Task brief
Please work out how many lines in the data below hold the word "description", and state only the number.

Given data
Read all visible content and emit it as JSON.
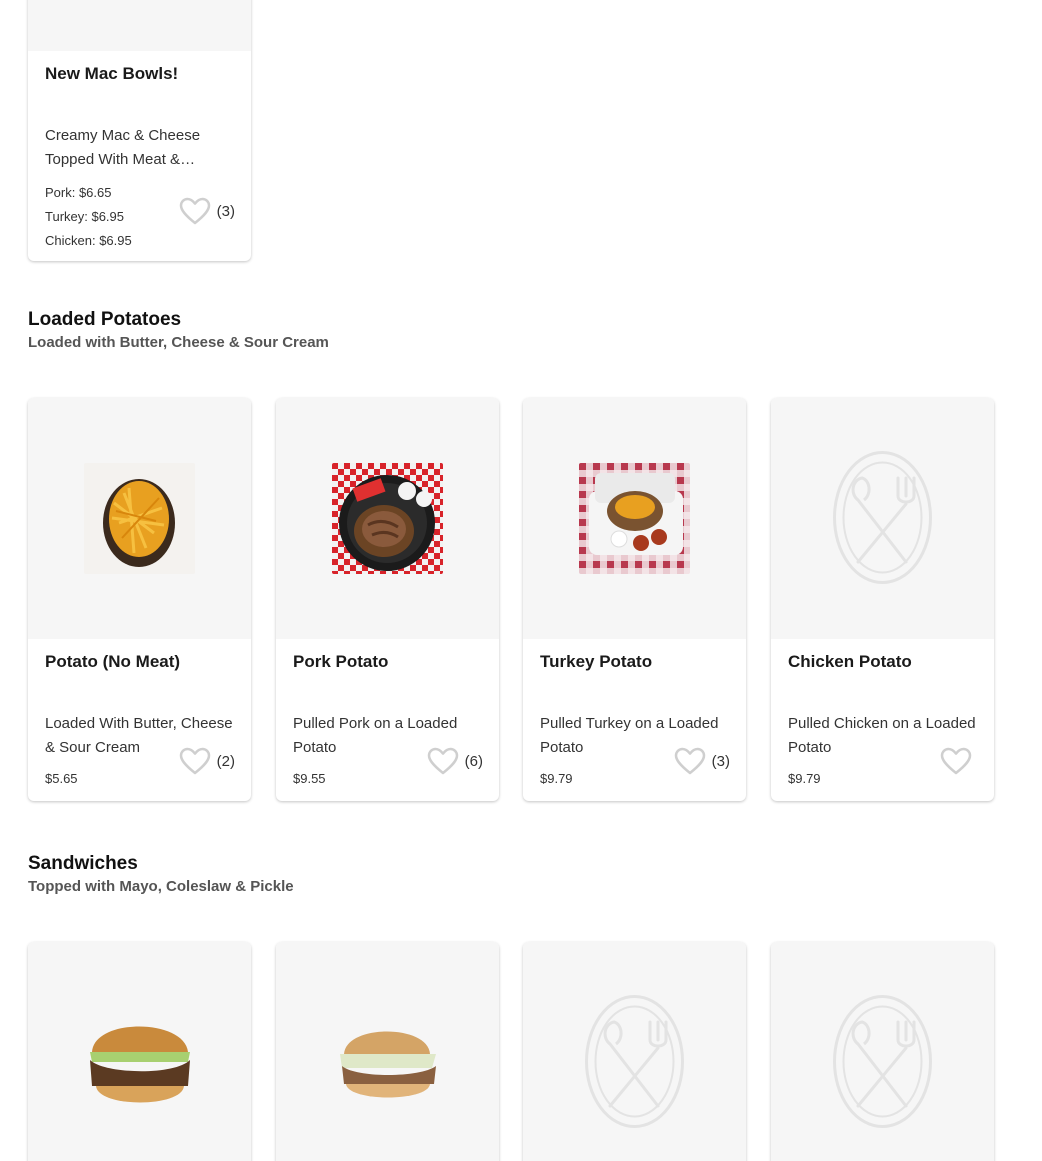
{
  "mac_card": {
    "title": "New Mac Bowls!",
    "description": "Creamy Mac & Cheese Topped With Meat &…",
    "prices": [
      "Pork: $6.65",
      "Turkey: $6.95",
      "Chicken: $6.95"
    ],
    "fav_count": "(3)"
  },
  "loaded_potatoes": {
    "title": "Loaded Potatoes",
    "subtitle": "Loaded with Butter, Cheese & Sour Cream",
    "items": [
      {
        "title": "Potato (No Meat)",
        "description": "Loaded With Butter, Cheese & Sour Cream",
        "price": "$5.65",
        "fav_count": "(2)",
        "image": "plain-loaded-potato"
      },
      {
        "title": "Pork Potato",
        "description": "Pulled Pork on a Loaded Potato",
        "price": "$9.55",
        "fav_count": "(6)",
        "image": "pork-potato"
      },
      {
        "title": "Turkey Potato",
        "description": "Pulled Turkey on a Loaded Potato",
        "price": "$9.79",
        "fav_count": "(3)",
        "image": "turkey-potato"
      },
      {
        "title": "Chicken Potato",
        "description": "Pulled Chicken on a Loaded Potato",
        "price": "$9.79",
        "fav_count": "",
        "image": "placeholder"
      }
    ]
  },
  "sandwiches": {
    "title": "Sandwiches",
    "subtitle": "Topped with Mayo, Coleslaw & Pickle"
  },
  "colors": {
    "card_image_bg": "#f6f6f6",
    "heart_outline": "#cfcfcf",
    "placeholder": "#e3e3e3"
  }
}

Expected output
5